Nothing in the records should change; write them all out again.
/---
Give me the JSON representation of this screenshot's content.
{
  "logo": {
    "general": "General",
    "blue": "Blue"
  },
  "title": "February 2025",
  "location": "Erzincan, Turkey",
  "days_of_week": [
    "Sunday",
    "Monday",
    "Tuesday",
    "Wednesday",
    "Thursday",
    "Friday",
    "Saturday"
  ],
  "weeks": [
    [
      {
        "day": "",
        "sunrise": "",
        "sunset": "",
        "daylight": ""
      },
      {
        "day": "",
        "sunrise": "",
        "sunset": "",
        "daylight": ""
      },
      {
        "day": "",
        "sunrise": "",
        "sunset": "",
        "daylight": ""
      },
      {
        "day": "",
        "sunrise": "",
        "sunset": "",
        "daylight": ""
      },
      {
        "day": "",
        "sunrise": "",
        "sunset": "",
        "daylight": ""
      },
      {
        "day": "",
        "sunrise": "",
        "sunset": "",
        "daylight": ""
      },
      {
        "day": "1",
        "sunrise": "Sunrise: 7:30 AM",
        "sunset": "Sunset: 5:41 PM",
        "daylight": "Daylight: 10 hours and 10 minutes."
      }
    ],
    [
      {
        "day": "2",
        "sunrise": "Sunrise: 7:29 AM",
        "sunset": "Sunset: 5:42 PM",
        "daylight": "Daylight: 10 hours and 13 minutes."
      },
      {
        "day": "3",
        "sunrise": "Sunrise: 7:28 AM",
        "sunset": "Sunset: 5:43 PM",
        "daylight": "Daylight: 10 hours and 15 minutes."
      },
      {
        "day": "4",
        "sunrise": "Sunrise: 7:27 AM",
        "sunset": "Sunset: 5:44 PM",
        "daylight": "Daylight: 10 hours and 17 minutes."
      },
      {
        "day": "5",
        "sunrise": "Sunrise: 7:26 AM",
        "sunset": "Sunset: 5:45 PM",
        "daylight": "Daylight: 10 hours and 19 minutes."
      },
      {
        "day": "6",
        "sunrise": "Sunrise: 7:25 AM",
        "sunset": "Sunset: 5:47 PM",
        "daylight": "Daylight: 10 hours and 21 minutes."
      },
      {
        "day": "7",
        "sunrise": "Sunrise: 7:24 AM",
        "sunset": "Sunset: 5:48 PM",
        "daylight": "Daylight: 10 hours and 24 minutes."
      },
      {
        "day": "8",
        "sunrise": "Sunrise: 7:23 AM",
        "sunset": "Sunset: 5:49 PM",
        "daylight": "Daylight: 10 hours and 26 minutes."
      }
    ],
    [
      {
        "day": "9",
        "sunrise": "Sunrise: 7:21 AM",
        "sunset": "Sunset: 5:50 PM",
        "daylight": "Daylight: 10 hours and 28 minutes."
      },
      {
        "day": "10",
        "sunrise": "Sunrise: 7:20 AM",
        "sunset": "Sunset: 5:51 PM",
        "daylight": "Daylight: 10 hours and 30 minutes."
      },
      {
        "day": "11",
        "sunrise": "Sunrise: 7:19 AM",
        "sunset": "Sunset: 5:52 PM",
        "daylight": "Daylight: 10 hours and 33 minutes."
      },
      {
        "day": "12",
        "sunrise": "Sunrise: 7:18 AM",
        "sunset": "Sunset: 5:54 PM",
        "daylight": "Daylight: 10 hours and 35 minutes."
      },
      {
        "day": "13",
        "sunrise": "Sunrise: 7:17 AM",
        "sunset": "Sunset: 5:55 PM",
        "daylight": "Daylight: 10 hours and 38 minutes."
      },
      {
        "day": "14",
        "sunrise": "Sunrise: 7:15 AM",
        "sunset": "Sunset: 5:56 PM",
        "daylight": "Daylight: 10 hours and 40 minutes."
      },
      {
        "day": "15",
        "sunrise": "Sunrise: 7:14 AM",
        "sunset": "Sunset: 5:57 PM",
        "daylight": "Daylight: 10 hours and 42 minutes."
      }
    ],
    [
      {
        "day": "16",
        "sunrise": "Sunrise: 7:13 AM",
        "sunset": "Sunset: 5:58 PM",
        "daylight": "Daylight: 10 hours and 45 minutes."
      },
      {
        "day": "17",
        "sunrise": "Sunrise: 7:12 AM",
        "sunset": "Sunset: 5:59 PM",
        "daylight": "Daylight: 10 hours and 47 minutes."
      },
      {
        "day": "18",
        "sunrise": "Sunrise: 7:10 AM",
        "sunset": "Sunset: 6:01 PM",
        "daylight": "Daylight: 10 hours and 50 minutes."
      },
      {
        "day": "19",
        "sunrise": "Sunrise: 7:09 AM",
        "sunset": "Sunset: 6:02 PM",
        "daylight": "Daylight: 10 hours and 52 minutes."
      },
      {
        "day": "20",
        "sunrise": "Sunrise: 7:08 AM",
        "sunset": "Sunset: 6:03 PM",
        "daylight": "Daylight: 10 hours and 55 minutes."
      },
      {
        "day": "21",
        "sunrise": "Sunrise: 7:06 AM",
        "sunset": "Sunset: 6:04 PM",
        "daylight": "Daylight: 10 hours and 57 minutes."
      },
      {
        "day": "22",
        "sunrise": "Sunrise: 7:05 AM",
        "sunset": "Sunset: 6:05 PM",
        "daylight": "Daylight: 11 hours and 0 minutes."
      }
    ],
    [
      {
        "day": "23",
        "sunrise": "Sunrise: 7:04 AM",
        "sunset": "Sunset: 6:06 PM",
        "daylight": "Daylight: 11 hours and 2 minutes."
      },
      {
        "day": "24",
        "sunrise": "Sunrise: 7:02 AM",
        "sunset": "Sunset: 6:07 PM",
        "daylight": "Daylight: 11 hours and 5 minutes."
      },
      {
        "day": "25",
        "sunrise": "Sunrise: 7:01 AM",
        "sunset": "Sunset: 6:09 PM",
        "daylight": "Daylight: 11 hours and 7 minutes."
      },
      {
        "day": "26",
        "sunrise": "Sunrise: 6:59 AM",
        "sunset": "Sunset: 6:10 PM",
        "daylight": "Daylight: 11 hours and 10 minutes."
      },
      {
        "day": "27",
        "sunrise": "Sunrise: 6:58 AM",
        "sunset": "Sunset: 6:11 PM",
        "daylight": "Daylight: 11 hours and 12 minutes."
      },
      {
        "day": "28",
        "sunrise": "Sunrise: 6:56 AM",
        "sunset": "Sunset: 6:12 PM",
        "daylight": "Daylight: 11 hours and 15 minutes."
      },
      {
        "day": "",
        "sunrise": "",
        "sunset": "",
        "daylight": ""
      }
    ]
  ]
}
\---
WRITTEN RESPONSE:
Give me the JSON representation of this screenshot's content.
{
  "logo": {
    "general": "General",
    "blue": "Blue"
  },
  "title": "February 2025",
  "location": "Erzincan, Turkey",
  "days_of_week": [
    "Sunday",
    "Monday",
    "Tuesday",
    "Wednesday",
    "Thursday",
    "Friday",
    "Saturday"
  ],
  "weeks": [
    [
      {
        "day": "",
        "sunrise": "",
        "sunset": "",
        "daylight": ""
      },
      {
        "day": "",
        "sunrise": "",
        "sunset": "",
        "daylight": ""
      },
      {
        "day": "",
        "sunrise": "",
        "sunset": "",
        "daylight": ""
      },
      {
        "day": "",
        "sunrise": "",
        "sunset": "",
        "daylight": ""
      },
      {
        "day": "",
        "sunrise": "",
        "sunset": "",
        "daylight": ""
      },
      {
        "day": "",
        "sunrise": "",
        "sunset": "",
        "daylight": ""
      },
      {
        "day": "1",
        "sunrise": "Sunrise: 7:30 AM",
        "sunset": "Sunset: 5:41 PM",
        "daylight": "Daylight: 10 hours and 10 minutes."
      }
    ],
    [
      {
        "day": "2",
        "sunrise": "Sunrise: 7:29 AM",
        "sunset": "Sunset: 5:42 PM",
        "daylight": "Daylight: 10 hours and 13 minutes."
      },
      {
        "day": "3",
        "sunrise": "Sunrise: 7:28 AM",
        "sunset": "Sunset: 5:43 PM",
        "daylight": "Daylight: 10 hours and 15 minutes."
      },
      {
        "day": "4",
        "sunrise": "Sunrise: 7:27 AM",
        "sunset": "Sunset: 5:44 PM",
        "daylight": "Daylight: 10 hours and 17 minutes."
      },
      {
        "day": "5",
        "sunrise": "Sunrise: 7:26 AM",
        "sunset": "Sunset: 5:45 PM",
        "daylight": "Daylight: 10 hours and 19 minutes."
      },
      {
        "day": "6",
        "sunrise": "Sunrise: 7:25 AM",
        "sunset": "Sunset: 5:47 PM",
        "daylight": "Daylight: 10 hours and 21 minutes."
      },
      {
        "day": "7",
        "sunrise": "Sunrise: 7:24 AM",
        "sunset": "Sunset: 5:48 PM",
        "daylight": "Daylight: 10 hours and 24 minutes."
      },
      {
        "day": "8",
        "sunrise": "Sunrise: 7:23 AM",
        "sunset": "Sunset: 5:49 PM",
        "daylight": "Daylight: 10 hours and 26 minutes."
      }
    ],
    [
      {
        "day": "9",
        "sunrise": "Sunrise: 7:21 AM",
        "sunset": "Sunset: 5:50 PM",
        "daylight": "Daylight: 10 hours and 28 minutes."
      },
      {
        "day": "10",
        "sunrise": "Sunrise: 7:20 AM",
        "sunset": "Sunset: 5:51 PM",
        "daylight": "Daylight: 10 hours and 30 minutes."
      },
      {
        "day": "11",
        "sunrise": "Sunrise: 7:19 AM",
        "sunset": "Sunset: 5:52 PM",
        "daylight": "Daylight: 10 hours and 33 minutes."
      },
      {
        "day": "12",
        "sunrise": "Sunrise: 7:18 AM",
        "sunset": "Sunset: 5:54 PM",
        "daylight": "Daylight: 10 hours and 35 minutes."
      },
      {
        "day": "13",
        "sunrise": "Sunrise: 7:17 AM",
        "sunset": "Sunset: 5:55 PM",
        "daylight": "Daylight: 10 hours and 38 minutes."
      },
      {
        "day": "14",
        "sunrise": "Sunrise: 7:15 AM",
        "sunset": "Sunset: 5:56 PM",
        "daylight": "Daylight: 10 hours and 40 minutes."
      },
      {
        "day": "15",
        "sunrise": "Sunrise: 7:14 AM",
        "sunset": "Sunset: 5:57 PM",
        "daylight": "Daylight: 10 hours and 42 minutes."
      }
    ],
    [
      {
        "day": "16",
        "sunrise": "Sunrise: 7:13 AM",
        "sunset": "Sunset: 5:58 PM",
        "daylight": "Daylight: 10 hours and 45 minutes."
      },
      {
        "day": "17",
        "sunrise": "Sunrise: 7:12 AM",
        "sunset": "Sunset: 5:59 PM",
        "daylight": "Daylight: 10 hours and 47 minutes."
      },
      {
        "day": "18",
        "sunrise": "Sunrise: 7:10 AM",
        "sunset": "Sunset: 6:01 PM",
        "daylight": "Daylight: 10 hours and 50 minutes."
      },
      {
        "day": "19",
        "sunrise": "Sunrise: 7:09 AM",
        "sunset": "Sunset: 6:02 PM",
        "daylight": "Daylight: 10 hours and 52 minutes."
      },
      {
        "day": "20",
        "sunrise": "Sunrise: 7:08 AM",
        "sunset": "Sunset: 6:03 PM",
        "daylight": "Daylight: 10 hours and 55 minutes."
      },
      {
        "day": "21",
        "sunrise": "Sunrise: 7:06 AM",
        "sunset": "Sunset: 6:04 PM",
        "daylight": "Daylight: 10 hours and 57 minutes."
      },
      {
        "day": "22",
        "sunrise": "Sunrise: 7:05 AM",
        "sunset": "Sunset: 6:05 PM",
        "daylight": "Daylight: 11 hours and 0 minutes."
      }
    ],
    [
      {
        "day": "23",
        "sunrise": "Sunrise: 7:04 AM",
        "sunset": "Sunset: 6:06 PM",
        "daylight": "Daylight: 11 hours and 2 minutes."
      },
      {
        "day": "24",
        "sunrise": "Sunrise: 7:02 AM",
        "sunset": "Sunset: 6:07 PM",
        "daylight": "Daylight: 11 hours and 5 minutes."
      },
      {
        "day": "25",
        "sunrise": "Sunrise: 7:01 AM",
        "sunset": "Sunset: 6:09 PM",
        "daylight": "Daylight: 11 hours and 7 minutes."
      },
      {
        "day": "26",
        "sunrise": "Sunrise: 6:59 AM",
        "sunset": "Sunset: 6:10 PM",
        "daylight": "Daylight: 11 hours and 10 minutes."
      },
      {
        "day": "27",
        "sunrise": "Sunrise: 6:58 AM",
        "sunset": "Sunset: 6:11 PM",
        "daylight": "Daylight: 11 hours and 12 minutes."
      },
      {
        "day": "28",
        "sunrise": "Sunrise: 6:56 AM",
        "sunset": "Sunset: 6:12 PM",
        "daylight": "Daylight: 11 hours and 15 minutes."
      },
      {
        "day": "",
        "sunrise": "",
        "sunset": "",
        "daylight": ""
      }
    ]
  ]
}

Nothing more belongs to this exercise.